* Task brief *
Lines from the entries below that hold "image" form the answer; copy all of them.

* Recorded information *
# # # # # # #
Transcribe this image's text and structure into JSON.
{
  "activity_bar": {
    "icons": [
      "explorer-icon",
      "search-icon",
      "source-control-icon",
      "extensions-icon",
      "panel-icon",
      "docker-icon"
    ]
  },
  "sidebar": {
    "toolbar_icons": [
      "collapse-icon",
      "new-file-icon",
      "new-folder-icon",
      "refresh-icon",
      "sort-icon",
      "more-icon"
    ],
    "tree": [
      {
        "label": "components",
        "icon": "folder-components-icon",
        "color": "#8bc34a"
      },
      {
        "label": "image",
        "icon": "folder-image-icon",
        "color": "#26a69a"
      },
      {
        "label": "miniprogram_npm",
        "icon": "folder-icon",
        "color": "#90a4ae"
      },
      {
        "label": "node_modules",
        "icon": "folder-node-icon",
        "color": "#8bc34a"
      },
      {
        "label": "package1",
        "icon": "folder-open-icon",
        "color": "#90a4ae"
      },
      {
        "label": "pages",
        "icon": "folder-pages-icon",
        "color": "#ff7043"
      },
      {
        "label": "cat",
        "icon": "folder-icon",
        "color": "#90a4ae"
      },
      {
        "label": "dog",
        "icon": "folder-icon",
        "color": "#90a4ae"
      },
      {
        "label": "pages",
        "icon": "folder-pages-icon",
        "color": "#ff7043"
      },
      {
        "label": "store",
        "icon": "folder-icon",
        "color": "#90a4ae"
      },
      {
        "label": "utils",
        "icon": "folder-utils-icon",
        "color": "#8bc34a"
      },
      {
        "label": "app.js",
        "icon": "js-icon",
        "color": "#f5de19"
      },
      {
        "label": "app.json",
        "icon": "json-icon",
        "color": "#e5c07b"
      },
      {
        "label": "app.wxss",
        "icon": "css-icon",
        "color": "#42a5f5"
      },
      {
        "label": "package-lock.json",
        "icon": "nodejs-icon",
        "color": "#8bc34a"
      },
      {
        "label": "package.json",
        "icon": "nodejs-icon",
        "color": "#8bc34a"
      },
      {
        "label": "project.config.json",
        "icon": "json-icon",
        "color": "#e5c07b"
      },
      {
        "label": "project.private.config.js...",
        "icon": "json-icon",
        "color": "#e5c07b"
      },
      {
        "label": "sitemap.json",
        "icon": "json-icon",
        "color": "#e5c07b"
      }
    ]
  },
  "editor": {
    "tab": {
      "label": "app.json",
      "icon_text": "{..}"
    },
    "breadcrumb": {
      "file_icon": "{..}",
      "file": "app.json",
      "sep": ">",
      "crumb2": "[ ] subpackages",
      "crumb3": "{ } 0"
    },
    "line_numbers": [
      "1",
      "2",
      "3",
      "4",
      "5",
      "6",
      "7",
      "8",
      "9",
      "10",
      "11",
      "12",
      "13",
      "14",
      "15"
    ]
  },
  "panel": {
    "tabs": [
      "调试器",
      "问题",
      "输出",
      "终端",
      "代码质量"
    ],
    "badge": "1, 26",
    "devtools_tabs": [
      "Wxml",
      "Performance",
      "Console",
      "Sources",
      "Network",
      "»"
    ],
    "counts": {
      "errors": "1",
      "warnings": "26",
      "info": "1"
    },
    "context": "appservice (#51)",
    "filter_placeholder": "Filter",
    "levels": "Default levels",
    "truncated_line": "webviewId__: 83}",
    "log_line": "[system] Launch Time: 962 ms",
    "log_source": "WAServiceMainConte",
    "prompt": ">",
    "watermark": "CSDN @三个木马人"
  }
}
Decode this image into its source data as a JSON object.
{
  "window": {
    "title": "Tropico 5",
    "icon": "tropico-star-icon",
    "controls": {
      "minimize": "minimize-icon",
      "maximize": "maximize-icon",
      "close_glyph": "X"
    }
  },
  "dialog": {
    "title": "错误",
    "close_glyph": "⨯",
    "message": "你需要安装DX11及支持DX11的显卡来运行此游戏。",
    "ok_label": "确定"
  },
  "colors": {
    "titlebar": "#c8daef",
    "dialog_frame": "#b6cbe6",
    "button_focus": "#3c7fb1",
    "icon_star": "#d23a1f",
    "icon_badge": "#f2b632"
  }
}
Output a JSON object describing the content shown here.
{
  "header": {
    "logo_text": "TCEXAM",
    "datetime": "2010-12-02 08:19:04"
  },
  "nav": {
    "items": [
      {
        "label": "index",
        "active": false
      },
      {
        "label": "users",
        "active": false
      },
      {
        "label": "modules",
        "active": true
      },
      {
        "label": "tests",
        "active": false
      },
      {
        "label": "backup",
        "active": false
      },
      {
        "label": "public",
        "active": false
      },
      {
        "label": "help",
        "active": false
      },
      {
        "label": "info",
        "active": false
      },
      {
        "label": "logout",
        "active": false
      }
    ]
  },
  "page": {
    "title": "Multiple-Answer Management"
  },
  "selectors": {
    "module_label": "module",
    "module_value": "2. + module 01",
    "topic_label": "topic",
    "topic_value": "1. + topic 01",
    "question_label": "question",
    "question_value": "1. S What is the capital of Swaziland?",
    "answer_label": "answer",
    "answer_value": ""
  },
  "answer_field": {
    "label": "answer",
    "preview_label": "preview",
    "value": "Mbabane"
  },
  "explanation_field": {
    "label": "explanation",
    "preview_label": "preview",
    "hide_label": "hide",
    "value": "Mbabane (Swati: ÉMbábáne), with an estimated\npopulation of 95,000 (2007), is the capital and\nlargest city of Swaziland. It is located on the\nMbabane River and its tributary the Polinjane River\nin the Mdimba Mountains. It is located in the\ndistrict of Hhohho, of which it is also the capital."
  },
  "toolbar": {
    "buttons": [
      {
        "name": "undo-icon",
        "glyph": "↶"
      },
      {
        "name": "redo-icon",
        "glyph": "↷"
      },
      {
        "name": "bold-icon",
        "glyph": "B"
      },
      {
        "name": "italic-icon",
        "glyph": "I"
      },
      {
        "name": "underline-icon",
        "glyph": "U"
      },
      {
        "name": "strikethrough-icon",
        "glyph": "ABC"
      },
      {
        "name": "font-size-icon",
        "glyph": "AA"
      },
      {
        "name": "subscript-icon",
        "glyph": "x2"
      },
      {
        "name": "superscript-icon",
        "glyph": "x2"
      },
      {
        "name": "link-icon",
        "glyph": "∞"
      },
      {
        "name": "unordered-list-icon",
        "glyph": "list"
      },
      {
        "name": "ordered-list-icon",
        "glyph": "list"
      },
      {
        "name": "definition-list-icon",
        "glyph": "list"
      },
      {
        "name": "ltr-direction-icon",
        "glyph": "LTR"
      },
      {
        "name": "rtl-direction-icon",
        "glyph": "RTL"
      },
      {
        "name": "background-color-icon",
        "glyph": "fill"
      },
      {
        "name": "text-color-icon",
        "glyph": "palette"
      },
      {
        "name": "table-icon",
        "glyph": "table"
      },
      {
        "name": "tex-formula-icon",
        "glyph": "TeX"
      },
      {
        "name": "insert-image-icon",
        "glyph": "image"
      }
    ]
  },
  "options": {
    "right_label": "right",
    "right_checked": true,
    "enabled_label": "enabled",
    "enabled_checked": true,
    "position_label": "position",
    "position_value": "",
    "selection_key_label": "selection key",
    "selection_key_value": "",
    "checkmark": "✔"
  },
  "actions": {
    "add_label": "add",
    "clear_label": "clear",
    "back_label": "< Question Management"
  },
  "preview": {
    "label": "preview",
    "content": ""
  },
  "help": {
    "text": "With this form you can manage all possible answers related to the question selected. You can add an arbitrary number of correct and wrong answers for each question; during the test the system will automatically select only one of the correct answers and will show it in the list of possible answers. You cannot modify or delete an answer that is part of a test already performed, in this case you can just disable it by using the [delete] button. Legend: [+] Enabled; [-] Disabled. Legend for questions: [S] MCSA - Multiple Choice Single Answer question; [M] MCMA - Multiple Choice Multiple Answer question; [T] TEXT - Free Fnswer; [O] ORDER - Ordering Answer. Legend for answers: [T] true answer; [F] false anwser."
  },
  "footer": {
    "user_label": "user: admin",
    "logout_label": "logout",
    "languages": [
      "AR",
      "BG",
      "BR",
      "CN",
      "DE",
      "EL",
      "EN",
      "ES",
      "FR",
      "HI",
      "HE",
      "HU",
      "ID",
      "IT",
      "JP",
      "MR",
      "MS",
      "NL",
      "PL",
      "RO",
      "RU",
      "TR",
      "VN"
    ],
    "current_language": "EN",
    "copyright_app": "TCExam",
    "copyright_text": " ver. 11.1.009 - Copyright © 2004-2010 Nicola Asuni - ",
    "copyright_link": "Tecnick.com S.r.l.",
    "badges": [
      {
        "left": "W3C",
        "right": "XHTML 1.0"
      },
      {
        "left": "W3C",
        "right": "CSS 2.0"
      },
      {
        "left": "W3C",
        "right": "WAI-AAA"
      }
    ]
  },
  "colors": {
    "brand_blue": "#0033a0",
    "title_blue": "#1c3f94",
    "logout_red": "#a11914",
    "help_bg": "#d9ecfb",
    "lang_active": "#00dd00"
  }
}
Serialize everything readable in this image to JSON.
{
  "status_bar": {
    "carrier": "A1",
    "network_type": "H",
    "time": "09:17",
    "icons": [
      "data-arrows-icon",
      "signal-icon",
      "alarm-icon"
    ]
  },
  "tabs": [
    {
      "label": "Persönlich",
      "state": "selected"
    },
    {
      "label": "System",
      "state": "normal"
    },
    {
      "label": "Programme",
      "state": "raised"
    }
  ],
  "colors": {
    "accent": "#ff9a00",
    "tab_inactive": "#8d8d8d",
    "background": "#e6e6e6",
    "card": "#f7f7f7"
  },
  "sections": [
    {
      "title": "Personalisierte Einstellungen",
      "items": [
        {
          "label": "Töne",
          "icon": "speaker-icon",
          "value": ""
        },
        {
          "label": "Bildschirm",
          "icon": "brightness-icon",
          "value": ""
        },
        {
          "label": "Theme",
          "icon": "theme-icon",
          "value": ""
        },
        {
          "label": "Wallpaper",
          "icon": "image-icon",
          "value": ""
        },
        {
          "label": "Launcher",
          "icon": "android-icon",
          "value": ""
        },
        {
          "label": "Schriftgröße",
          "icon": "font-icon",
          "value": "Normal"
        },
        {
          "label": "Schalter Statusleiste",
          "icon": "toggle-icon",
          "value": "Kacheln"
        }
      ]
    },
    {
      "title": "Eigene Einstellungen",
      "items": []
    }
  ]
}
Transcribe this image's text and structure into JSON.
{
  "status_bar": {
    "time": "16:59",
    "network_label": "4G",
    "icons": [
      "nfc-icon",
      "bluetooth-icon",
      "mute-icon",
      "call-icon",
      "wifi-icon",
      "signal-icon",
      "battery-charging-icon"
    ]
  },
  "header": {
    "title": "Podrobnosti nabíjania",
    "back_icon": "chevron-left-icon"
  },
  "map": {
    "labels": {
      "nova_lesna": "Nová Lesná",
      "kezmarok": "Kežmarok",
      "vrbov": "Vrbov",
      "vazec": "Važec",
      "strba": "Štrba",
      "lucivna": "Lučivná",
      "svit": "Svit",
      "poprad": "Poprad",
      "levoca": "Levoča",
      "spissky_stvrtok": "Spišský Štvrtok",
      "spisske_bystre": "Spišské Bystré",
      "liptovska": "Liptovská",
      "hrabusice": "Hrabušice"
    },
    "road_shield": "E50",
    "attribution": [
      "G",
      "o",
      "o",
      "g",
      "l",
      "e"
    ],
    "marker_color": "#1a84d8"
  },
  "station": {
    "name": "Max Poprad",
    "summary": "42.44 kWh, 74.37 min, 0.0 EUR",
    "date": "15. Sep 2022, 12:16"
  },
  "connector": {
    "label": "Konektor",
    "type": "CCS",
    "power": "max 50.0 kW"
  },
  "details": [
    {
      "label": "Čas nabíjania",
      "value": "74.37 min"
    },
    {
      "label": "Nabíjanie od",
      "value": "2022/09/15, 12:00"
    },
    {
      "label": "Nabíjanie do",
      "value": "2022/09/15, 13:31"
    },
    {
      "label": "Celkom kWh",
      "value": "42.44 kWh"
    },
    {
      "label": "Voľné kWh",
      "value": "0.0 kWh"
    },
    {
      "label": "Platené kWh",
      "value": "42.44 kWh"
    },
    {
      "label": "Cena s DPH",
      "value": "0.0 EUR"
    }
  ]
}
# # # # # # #
* Task answer *
Transcribe this image's text and structure into JSON.
        "label": "image",
        "icon": "folder-image-icon",
Decode this image into its source data as a JSON object.
        "name": "insert-image-icon",
        "glyph": "image"
Serialize everything readable in this image to JSON.
          "icon": "image-icon",
Transcribe this image's text and structure into JSON.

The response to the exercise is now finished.